Speed Endurance:7 to 15 seconds of running with full recovery between runs. One example of SE would be 60m and above for most including 100m.
Specific Endurance:15 seconds or above up to about 600 meters / 100m or 200m runners would not be running 600m but 400 meter runners would (As a 100mh I did a lot of 300m repeats (7x300m) in fall and spring for strong fitness base)
Special Endurance:15 seconds or above with incomplete recovery (note/ most people will not maximally benefit from doing high quality Speed Endurance because “ practice makes permanent”. For that reason performing Specific endurance combined with pure speed in the initial phases of running makes a ton more sense until the technical aspects of an athletes development can be solidified over time.

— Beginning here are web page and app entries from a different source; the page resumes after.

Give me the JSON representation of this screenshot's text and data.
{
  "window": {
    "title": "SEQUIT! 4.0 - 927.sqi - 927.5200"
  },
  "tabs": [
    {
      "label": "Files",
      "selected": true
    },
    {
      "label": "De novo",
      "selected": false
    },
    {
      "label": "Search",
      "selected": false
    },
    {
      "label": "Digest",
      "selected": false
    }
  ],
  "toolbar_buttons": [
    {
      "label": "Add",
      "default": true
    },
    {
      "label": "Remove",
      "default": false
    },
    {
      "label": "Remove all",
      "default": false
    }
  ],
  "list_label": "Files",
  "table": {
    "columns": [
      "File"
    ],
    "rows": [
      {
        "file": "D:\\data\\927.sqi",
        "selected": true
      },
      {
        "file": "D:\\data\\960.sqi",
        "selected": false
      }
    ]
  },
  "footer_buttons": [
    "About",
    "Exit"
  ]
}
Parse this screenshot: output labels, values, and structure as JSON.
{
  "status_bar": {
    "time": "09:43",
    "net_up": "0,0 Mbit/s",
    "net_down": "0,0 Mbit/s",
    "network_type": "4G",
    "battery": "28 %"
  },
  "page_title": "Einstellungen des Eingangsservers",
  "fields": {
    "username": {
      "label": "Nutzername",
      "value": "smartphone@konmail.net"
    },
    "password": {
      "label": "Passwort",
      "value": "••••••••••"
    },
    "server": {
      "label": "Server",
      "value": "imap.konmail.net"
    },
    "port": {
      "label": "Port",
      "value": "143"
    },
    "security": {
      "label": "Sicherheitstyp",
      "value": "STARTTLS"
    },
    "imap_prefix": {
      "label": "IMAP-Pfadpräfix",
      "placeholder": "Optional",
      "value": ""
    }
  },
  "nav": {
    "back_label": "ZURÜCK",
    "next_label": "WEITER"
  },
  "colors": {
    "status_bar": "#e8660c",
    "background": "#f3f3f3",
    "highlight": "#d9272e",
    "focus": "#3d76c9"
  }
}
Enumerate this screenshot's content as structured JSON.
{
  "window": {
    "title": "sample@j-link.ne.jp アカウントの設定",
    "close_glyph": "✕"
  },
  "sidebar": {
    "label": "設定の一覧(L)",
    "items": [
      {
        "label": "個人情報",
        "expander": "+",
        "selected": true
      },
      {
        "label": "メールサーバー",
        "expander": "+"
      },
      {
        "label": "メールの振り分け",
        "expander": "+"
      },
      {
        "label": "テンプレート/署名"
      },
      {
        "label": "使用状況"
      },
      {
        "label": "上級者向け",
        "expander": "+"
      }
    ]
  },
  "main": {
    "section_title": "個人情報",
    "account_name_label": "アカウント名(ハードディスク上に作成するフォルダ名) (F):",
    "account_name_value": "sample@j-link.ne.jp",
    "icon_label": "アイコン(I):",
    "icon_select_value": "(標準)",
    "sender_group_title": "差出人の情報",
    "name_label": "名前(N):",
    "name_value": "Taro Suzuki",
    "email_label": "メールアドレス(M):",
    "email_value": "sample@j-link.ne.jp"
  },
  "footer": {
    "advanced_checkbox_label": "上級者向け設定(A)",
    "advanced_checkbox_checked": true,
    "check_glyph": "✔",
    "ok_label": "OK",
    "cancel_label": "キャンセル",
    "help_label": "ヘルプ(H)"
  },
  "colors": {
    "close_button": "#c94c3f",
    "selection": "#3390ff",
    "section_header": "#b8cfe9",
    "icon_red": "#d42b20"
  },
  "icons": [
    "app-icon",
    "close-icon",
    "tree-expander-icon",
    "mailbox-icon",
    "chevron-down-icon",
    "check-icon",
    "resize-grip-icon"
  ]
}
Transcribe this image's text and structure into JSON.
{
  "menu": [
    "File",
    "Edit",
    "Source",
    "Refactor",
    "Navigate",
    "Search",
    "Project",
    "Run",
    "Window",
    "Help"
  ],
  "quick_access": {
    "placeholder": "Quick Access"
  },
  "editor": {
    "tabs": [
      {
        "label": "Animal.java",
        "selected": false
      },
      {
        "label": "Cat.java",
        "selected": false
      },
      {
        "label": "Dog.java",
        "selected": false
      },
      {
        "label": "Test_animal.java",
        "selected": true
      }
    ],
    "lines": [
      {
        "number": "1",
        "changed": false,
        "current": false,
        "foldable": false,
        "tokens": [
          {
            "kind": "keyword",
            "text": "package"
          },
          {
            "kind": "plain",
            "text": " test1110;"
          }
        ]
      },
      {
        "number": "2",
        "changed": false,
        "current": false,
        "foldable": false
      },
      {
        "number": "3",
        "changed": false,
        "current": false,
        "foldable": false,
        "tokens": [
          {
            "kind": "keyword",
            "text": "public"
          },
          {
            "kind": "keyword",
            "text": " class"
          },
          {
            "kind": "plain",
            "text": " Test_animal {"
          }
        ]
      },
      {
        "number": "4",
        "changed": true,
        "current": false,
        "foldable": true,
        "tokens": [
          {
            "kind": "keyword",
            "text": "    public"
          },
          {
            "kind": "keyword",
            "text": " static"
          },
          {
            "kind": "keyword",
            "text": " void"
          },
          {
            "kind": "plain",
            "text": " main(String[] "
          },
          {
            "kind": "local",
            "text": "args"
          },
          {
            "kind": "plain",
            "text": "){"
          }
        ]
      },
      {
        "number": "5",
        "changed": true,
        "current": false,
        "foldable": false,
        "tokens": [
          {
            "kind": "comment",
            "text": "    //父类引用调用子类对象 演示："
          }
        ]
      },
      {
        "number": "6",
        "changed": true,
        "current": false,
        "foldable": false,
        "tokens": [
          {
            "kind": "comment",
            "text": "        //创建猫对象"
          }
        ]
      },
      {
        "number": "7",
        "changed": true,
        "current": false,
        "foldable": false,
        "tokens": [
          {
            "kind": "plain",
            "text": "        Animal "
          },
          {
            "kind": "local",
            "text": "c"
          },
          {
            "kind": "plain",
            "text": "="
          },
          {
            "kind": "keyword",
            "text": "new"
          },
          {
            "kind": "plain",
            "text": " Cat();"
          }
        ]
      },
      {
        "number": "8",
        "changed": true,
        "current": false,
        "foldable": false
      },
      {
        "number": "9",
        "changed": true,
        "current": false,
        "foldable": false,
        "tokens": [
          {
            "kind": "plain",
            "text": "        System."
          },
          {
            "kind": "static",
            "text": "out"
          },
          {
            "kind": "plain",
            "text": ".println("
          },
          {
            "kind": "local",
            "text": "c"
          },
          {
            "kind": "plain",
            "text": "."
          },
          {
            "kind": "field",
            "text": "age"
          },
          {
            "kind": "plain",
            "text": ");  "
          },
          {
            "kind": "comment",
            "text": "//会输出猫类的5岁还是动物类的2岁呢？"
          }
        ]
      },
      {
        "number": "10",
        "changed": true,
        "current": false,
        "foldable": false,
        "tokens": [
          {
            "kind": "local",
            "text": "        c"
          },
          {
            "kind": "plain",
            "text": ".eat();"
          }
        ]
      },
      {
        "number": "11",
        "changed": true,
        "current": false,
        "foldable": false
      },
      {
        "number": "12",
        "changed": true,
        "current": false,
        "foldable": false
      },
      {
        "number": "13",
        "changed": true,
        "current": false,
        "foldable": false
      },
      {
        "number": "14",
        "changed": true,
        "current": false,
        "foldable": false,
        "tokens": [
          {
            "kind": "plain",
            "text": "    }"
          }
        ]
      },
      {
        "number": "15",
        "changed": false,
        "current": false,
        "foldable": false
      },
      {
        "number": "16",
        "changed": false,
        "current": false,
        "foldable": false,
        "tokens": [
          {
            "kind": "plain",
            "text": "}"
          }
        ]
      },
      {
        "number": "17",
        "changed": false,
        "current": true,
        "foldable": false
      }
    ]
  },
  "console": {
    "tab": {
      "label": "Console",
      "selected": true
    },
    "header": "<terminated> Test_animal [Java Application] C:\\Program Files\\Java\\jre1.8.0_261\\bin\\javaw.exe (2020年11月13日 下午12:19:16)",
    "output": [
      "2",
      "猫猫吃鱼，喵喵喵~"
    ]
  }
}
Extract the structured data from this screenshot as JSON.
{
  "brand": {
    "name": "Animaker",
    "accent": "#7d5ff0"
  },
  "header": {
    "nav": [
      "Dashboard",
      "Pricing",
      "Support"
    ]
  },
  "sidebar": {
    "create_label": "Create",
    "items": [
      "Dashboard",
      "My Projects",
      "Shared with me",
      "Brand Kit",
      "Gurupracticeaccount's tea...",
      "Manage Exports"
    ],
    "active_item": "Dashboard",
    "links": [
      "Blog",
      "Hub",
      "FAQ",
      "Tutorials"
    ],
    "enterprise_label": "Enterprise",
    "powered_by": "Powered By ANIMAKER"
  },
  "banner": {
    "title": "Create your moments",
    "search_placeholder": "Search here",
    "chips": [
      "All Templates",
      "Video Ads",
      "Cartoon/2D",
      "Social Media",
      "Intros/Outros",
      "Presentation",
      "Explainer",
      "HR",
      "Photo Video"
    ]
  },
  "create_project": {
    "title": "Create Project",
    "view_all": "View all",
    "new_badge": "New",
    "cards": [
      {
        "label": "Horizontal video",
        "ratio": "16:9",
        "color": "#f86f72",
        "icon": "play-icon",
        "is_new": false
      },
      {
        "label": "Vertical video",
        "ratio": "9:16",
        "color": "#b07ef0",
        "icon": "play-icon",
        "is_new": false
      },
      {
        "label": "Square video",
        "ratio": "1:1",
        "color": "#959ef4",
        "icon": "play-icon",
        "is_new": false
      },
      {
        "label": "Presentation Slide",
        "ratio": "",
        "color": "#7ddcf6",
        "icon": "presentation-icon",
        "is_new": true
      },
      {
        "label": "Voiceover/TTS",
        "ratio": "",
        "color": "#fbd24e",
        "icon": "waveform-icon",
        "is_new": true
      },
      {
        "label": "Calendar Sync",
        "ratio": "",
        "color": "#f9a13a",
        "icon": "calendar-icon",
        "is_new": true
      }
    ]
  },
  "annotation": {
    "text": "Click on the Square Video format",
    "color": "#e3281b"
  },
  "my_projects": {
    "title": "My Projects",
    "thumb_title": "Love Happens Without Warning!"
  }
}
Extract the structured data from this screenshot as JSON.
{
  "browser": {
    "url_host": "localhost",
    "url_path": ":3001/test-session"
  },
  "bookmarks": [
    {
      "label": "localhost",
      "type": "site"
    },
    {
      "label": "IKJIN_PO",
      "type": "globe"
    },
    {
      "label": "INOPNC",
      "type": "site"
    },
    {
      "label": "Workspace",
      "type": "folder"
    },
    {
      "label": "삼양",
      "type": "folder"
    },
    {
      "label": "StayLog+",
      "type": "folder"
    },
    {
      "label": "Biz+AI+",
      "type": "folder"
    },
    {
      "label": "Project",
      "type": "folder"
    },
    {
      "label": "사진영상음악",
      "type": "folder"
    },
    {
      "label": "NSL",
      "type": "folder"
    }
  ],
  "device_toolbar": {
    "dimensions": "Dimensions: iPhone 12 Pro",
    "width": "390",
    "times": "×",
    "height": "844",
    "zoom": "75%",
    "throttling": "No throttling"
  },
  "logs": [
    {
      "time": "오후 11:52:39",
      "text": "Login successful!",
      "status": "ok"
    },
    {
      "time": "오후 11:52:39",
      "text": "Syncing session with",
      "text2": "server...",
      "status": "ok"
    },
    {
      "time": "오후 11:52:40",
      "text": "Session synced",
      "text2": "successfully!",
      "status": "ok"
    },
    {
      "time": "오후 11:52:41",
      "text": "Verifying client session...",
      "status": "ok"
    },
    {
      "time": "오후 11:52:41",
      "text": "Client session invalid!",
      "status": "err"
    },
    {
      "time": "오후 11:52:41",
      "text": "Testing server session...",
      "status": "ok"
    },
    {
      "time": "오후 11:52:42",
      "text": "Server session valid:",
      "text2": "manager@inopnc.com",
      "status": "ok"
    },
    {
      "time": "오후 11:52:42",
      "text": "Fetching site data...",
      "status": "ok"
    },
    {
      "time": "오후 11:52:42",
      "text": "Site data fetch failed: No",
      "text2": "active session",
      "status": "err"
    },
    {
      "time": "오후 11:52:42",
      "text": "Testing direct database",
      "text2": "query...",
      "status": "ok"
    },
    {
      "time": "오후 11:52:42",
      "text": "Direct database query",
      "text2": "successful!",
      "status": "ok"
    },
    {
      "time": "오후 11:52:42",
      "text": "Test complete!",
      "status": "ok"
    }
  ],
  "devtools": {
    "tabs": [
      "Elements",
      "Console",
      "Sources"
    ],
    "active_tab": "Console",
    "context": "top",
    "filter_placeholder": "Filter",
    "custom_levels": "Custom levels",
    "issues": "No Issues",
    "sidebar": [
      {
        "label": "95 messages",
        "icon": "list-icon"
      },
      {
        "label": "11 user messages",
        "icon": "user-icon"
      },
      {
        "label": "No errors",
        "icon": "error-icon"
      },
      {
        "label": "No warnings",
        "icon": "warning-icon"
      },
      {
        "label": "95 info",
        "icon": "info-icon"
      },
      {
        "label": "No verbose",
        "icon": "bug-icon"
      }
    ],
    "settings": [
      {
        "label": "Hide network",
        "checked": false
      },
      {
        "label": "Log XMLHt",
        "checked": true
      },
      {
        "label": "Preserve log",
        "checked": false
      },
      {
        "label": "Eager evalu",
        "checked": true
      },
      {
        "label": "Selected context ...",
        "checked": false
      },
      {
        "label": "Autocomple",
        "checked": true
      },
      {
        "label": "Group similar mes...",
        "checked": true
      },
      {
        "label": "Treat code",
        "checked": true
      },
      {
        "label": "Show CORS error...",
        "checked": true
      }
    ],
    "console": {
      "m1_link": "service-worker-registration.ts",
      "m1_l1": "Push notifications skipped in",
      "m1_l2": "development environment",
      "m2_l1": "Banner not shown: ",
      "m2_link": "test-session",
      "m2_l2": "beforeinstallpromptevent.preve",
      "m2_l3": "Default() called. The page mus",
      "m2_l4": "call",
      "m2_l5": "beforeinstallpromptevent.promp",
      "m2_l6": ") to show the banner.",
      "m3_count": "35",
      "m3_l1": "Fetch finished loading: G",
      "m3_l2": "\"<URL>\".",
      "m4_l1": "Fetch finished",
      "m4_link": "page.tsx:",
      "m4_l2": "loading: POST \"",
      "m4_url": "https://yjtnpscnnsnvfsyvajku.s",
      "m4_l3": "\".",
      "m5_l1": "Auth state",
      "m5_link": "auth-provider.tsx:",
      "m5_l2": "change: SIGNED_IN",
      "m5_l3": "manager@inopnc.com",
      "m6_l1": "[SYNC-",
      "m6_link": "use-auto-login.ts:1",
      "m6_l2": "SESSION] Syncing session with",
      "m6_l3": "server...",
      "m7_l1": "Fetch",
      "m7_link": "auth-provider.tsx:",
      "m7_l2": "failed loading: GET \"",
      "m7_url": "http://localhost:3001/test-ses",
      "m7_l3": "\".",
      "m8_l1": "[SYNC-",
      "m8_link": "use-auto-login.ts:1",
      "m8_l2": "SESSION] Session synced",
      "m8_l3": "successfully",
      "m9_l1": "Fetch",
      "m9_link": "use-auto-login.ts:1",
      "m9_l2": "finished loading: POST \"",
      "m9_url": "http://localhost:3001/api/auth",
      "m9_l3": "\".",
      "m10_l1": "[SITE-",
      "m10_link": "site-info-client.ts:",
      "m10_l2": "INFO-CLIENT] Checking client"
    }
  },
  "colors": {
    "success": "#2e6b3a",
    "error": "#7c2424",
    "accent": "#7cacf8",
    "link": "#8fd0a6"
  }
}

Running fast is fun. Learning to run fast is fun too but it’s hard work. It takes time, lots of energy and lots of practice and knowledge. Sprinting requires skill and often our skills have been learned the wrong way. Children know how to run and well meaning parents and coaches believe they know a great deal about skill when often they don’t. It might help some of you to think back to when you used to race your friends in the playground. What did you do? Likely every one would line up and race a reasonable distance. Likely the younger you were the shorter the initial distance. The other thing that would happen is you might race until you were tired. There is an actual feeling to running fast and once you have run fast and well remembering what the feeling is and how to best repeat it can be an incredible asset in how you perfect the skill of learning how to sprint fast.
Let me know if you have any questions.